She appeared in sold-out stadiums in the 1960s, as did the poets Yevgeny Yevtushenko, Andrei Voznesensky and Robert Rozhdestvensky.[8]

Her open letter was published supporting the exiled Andrei Sakharov.[9] In October 1993, she signed the Letter of Forty-Two.[10]

She was a journalist in a 1964 film.[7]

Bella participated in many international poetry events including Kuala Lumpur International Poetry Reading (1988).[11]

After the Soviet Union she published Casket and Key (1994), A Guiding Sound (1995) and One Day in December (1996).[5]

Translations

The main themes of Akhmadulina's works are friendship, love, and relations between people. She wrote numerous essays about Russian poets and translators, some devoted to her close friend, Bulat Okudzhava. Akhmadulina avoided writing overtly political poems, but took part in political events in her youth, supporting the so-called "dissident movement". She translated into Russian poetry from France, Italy, Chechnya, Poland, Yugoslavia, Hungary, Bulgaria, Georgia, Armenia, and many others.

Akhmadulina wrote in a "resolutely apolitical" style.[5] She made use of imagery and humour in her work.[5] She used rhymed quatrains in her early works, which discussed ordinary, yet imaginative occurrences from daily life in language that was full of both archaisms and neologisms.[5] Religion and philosophy became her themes as she aged and she wrote in longer forms.[5]

Personal life
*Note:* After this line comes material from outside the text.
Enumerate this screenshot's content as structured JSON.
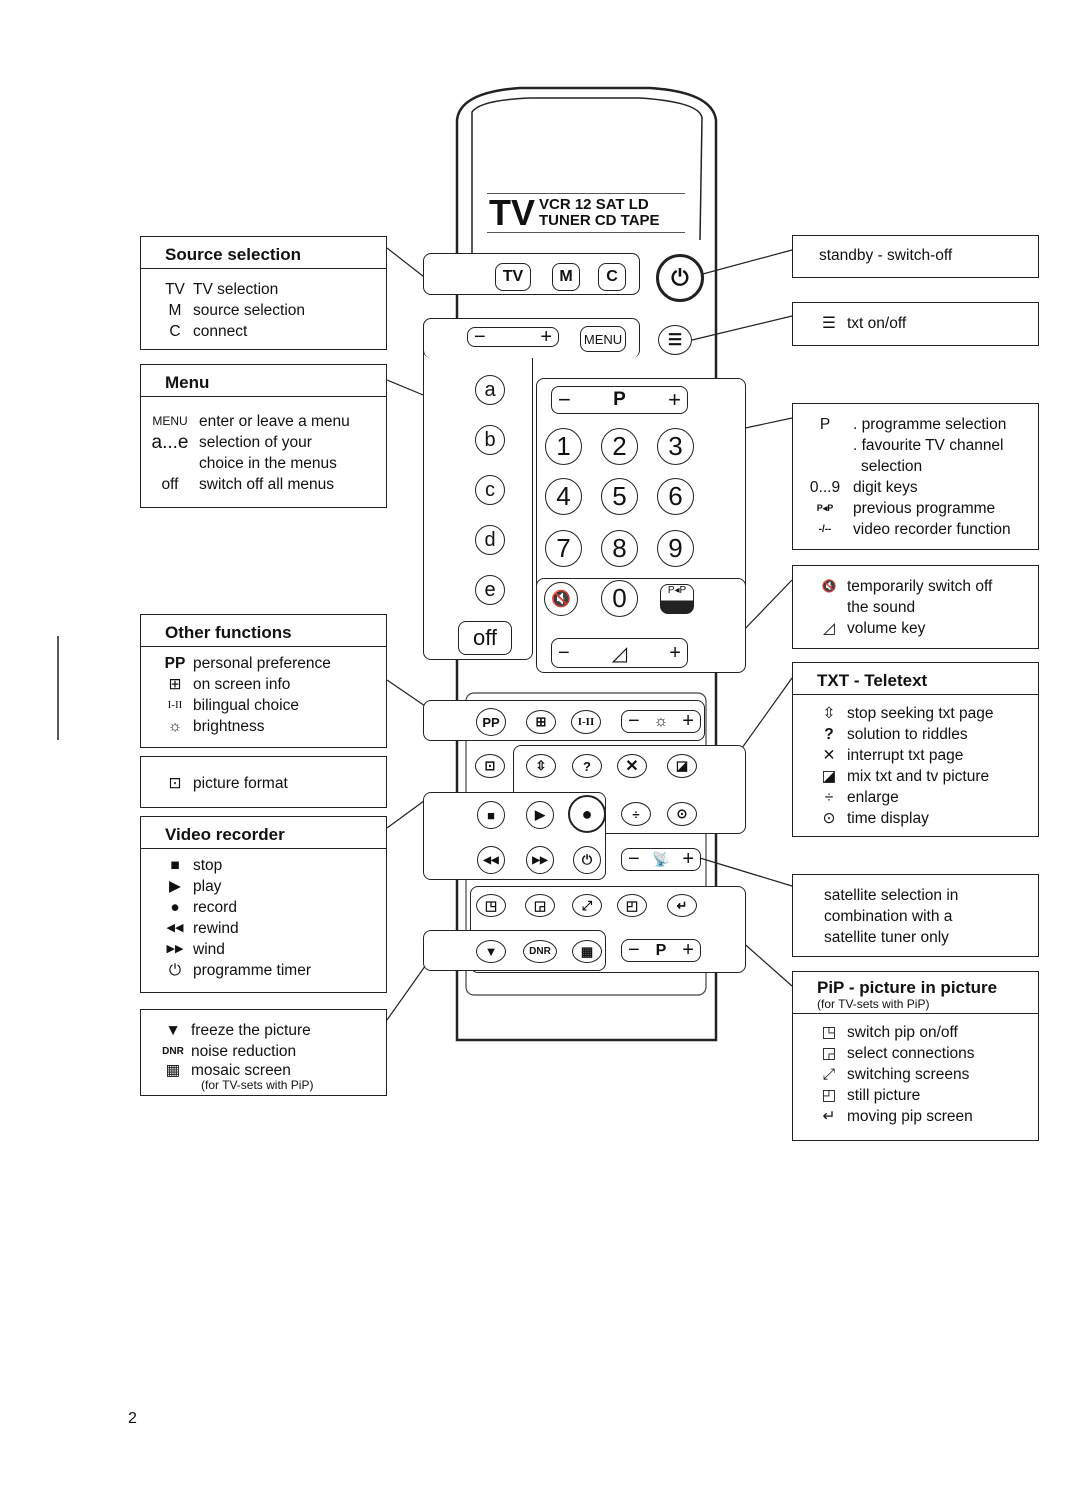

Bella's first marriage in 1954 was to Yevgeny Yevtushenko, another famous poet of the era; her second husband since 1960 was Yuri Nagibin, major novelist and screenwriter. By her 1971 marriage to film director Eldar Kuliev she has a daughter, Elizaveta Kulieva, who is also a poetess.[12] In 1974, she married her last husband, the famous artist and stage designer Boris Messerer. They had homes in Peredelkino and Moscow.

Death
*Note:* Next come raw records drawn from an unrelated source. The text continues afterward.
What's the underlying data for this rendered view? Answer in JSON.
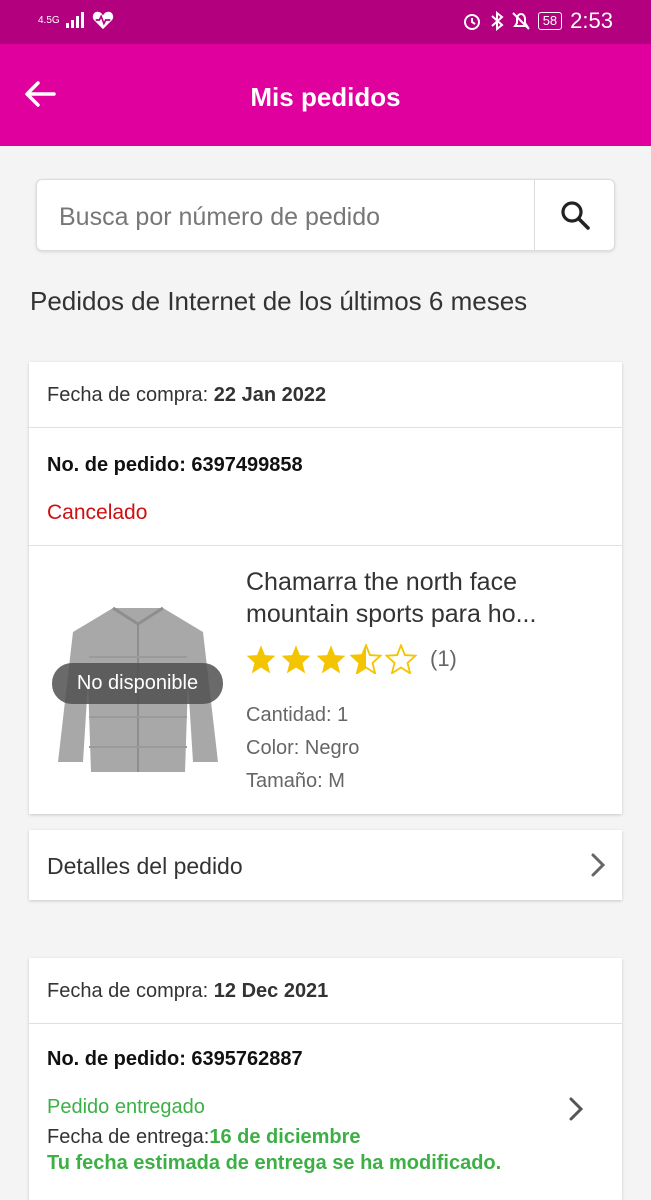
{
  "status_bar": {
    "network": "4.5G",
    "time": "2:53",
    "battery": "58"
  },
  "header": {
    "title": "Mis pedidos"
  },
  "search": {
    "placeholder": "Busca por número de pedido"
  },
  "section_title": "Pedidos de Internet de los últimos 6 meses",
  "orders": [
    {
      "date_label": "Fecha de compra:",
      "date_value": "22  Jan 2022",
      "order_label": "No. de pedido: 6397499858",
      "status": "Cancelado",
      "status_color": "#d01010",
      "product": {
        "name": "Chamarra the north face mountain sports para ho...",
        "badge": "No disponible",
        "rating": 3.5,
        "reviews": "(1)",
        "quantity": "Cantidad: 1",
        "color": "Color: Negro",
        "size": "Tamaño: M"
      },
      "details_label": "Detalles del pedido"
    },
    {
      "date_label": "Fecha de compra:",
      "date_value": "12  Dec 2021",
      "order_label": "No. de pedido: 6395762887",
      "status": "Pedido entregado",
      "status_color": "#3db045",
      "delivery_label": "Fecha de entrega:",
      "delivery_value": "16 de diciembre",
      "delivery_note": "Tu fecha estimada de entrega se ha modificado."
    }
  ],
  "colors": {
    "status_bar": "#b3007f",
    "app_bar": "#e0009e",
    "star": "#f5c400",
    "green": "#3db045",
    "red": "#d01010"
  }
}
Akhmadulina died at her home in Peredelkino near Moscow on 29 November 2010. She was 73 years old. Her death was announced about one hour later.[7] Akhmadulina's husband said her death was from a heart condition,[3] describing it as a " cardiovascular crisis".[7] Dmitry Medvedev and Vladimir Putin both paid tribute,[8] [13] with Medvedev writing on his blog that the death was an "irreparable loss".[3] Medevdev also wrote that Akhmadulina's poetry was a "classic of Russian literature".[3]

Filmography
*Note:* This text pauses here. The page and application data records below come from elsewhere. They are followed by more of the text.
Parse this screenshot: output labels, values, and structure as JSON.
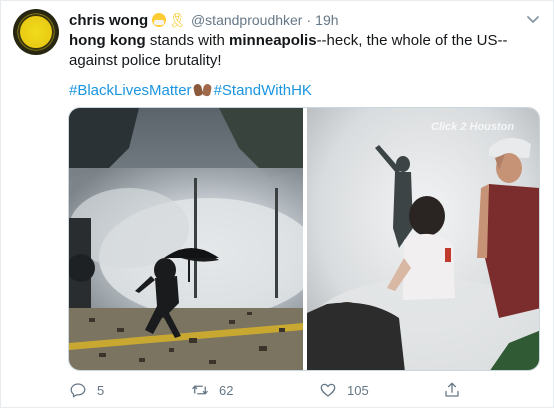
{
  "tweet": {
    "author_name": "chris wong",
    "handle": "@standproudhker",
    "separator": "·",
    "time": "19h",
    "text_part1": "hong kong",
    "text_part2": " stands with ",
    "text_part3": "minneapolis",
    "text_part4": "--heck, the whole of the US--against police brutality!",
    "hashtag1": "#BlackLivesMatter",
    "hashtag2": "#StandWithHK",
    "watermark": "Click 2 Houston",
    "reply_count": "5",
    "retweet_count": "62",
    "like_count": "105"
  },
  "icons": {
    "avatar": "avatar-logo",
    "caret": "chevron-down-icon",
    "reply": "reply-icon",
    "retweet": "retweet-icon",
    "like": "heart-icon",
    "share": "share-icon"
  },
  "colors": {
    "link": "#1b95e0",
    "muted": "#657786",
    "text": "#14171a"
  }
}
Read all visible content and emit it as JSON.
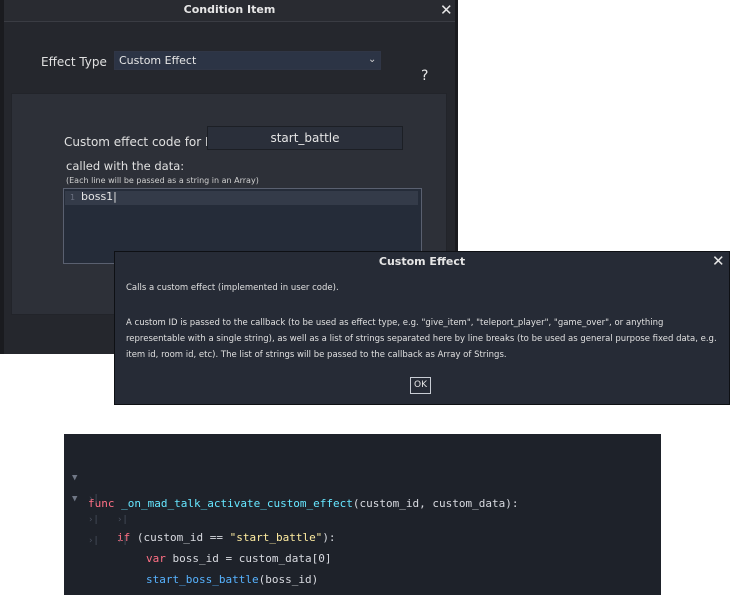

Cameo

Actor

Screenwriter

Bibliography

Awards

In 1977, Bella Akhmadulina became an Honorary Member of the American Academy of Arts and Letters (see AAAL website).

External links

Notes and References

  1. http://www.enotes.com/poetry-criticism/akhmadulina-bella Bella Akhmadulina Criticism
  2. http://www.psupress.psu.edu/books/titles/0-271-00916-0.html Sonia Ketchian: The Poetic Craft of Bella Akhmadulina
  3. News: Isachenkov, Vladimir. Prominent Soviet-era Russian poet Bella Akhmadulina dies at 73. 29 November 2010. 29 November 2010. ABC News.
  4. News: BC-EU--Russia-Obit-Akhmadulina, EU. 30 November 2010. 30 November 2010. TODAY.
  5. News: Grimes, William. Bella Akhmadulina, Bold Voice in Russian Poetry, Dies at 73. 29 November 2010. 29 November 2010. The New York Times.
  6. News: Great Russian Poetess Bella Akhmadulina Passes Away. 29 November 2010. 29 November 2010. Russia-InfoCenter.
  7. News: Poetess Akhmadulina dies in Moscow at age of 73. 29 November 2010. 29 November 2010. ITAR-TASS.
  8. News: Russian poet Bella Akhmadulina dies aged 74. 29 November 2010. 29 November 2010. RIA Novosti.
  9. News: Russian poet Bella Akhmadulina dies at 73. 29 November 2010. 29 November 2010. Boston Globe.
  10. News: Писатели требуют от правительства решительных действий. 21 August 2011. Izvestia. 5 October. 1993.
  11. Imbauan PPDKL (Pengucapan Puisi Dunia Kuala Lumpur) (1986-2002). Kuala Lumpur: DBP, 2004, p. 97-98
  12. Web site: Literaturnaya Rossia. litrossia.ru. Russian. September 17, 2009.
  13. News: Russia’s President and Prime Minister commiserate the death of Bella Akhmadulina. 29 November 2010. 29 November 2010. The Voice of Russia.